Assignment —
In the data below, find every line with the word "that" and copy it out.

═════ Information shown

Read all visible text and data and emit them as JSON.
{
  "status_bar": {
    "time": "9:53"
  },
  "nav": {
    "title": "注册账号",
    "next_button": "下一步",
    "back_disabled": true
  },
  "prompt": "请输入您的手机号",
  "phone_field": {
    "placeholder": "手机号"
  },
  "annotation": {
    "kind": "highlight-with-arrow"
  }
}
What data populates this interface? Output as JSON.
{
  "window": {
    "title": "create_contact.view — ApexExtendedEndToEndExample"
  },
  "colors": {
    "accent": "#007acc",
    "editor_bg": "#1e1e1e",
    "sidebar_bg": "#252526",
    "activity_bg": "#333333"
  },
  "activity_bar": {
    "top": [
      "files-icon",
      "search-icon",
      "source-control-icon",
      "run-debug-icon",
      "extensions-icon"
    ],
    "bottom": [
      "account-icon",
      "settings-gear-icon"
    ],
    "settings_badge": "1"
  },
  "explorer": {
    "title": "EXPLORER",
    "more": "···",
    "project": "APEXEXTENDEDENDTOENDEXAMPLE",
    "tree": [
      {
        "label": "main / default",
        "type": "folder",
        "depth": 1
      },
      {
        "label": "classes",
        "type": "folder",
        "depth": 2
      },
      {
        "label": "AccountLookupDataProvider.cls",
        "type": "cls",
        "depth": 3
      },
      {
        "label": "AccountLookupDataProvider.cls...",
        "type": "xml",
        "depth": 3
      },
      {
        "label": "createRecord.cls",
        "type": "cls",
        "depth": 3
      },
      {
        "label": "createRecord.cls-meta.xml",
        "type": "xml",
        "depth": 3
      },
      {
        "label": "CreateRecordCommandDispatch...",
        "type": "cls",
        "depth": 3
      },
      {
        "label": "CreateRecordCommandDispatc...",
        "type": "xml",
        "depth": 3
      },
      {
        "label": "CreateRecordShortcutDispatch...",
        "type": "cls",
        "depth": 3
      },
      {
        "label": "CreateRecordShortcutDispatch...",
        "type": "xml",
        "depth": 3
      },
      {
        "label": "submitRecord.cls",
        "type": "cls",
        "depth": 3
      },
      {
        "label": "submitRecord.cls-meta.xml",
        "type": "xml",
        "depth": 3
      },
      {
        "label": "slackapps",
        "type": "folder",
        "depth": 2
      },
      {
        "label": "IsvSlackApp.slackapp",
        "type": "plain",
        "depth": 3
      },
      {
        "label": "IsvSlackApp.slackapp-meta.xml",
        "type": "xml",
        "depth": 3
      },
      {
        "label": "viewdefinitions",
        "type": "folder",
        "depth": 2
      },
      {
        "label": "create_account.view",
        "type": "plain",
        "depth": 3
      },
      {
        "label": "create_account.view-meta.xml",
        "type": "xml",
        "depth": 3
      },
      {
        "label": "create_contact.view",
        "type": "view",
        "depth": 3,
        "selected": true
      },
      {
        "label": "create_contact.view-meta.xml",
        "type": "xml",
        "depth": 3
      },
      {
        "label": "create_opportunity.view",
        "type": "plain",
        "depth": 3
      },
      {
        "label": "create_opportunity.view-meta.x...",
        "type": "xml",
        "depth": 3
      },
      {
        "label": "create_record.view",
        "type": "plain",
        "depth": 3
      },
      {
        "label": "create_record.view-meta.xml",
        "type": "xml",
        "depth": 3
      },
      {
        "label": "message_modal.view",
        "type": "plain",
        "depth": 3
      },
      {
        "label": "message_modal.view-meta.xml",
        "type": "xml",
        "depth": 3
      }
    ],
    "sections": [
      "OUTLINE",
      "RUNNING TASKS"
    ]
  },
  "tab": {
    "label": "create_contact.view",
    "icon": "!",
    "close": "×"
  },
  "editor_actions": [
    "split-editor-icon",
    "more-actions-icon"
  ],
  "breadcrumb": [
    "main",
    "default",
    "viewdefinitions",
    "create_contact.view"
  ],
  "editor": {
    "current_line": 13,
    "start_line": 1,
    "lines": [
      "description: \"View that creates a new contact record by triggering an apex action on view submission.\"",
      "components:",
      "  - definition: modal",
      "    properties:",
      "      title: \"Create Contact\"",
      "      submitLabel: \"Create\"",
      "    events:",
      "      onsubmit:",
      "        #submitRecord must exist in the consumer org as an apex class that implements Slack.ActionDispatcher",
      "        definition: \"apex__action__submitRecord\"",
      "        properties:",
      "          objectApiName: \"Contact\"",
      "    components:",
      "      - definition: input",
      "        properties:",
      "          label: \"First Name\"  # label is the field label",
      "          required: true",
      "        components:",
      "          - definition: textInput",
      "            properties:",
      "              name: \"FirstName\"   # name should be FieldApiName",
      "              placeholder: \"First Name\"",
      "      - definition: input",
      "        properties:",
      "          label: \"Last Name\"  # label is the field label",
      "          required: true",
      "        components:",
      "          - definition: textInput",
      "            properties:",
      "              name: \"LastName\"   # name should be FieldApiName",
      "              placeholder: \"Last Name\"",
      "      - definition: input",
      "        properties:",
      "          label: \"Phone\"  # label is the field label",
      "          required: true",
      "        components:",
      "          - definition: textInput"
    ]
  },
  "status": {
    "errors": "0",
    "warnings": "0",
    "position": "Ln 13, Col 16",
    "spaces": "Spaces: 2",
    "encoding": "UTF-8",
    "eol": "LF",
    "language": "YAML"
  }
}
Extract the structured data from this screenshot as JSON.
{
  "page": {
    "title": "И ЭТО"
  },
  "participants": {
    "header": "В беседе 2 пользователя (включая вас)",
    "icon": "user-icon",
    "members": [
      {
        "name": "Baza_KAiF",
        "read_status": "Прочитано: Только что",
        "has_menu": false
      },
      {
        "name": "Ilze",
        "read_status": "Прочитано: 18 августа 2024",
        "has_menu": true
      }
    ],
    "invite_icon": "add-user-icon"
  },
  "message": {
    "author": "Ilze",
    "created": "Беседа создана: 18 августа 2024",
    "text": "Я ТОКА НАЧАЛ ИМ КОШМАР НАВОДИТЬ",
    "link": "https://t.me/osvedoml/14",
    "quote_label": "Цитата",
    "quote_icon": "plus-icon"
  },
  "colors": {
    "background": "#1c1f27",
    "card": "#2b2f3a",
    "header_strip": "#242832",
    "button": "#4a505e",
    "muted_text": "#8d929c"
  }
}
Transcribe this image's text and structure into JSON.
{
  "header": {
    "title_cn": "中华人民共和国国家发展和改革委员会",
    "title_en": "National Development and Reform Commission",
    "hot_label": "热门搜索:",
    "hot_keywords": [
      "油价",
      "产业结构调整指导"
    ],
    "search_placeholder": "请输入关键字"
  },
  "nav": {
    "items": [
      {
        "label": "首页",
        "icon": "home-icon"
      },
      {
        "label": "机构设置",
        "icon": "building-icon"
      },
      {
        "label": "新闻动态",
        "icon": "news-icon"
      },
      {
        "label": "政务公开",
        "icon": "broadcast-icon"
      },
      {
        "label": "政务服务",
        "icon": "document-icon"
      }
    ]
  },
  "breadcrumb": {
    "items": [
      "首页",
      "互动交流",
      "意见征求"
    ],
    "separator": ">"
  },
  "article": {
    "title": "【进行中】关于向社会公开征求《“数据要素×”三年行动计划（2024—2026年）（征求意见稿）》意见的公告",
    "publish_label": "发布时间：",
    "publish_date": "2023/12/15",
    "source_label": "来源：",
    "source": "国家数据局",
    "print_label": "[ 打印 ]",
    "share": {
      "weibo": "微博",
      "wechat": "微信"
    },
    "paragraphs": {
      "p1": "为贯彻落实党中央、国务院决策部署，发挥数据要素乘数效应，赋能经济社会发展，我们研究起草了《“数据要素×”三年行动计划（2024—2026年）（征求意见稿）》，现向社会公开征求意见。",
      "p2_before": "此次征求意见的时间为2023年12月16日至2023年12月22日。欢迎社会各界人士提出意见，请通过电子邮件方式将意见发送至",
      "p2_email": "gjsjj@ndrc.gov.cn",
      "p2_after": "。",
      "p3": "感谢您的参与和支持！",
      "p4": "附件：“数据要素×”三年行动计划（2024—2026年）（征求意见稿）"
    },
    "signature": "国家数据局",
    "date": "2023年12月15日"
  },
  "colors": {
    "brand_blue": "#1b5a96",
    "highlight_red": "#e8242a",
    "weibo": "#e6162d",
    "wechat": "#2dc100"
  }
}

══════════

Your response —
      "description: \"View that creates a new contact record by triggering an apex action on view submission.\"",
      "        #submitRecord must exist in the consumer org as an apex class that implements Slack.ActionDispatcher",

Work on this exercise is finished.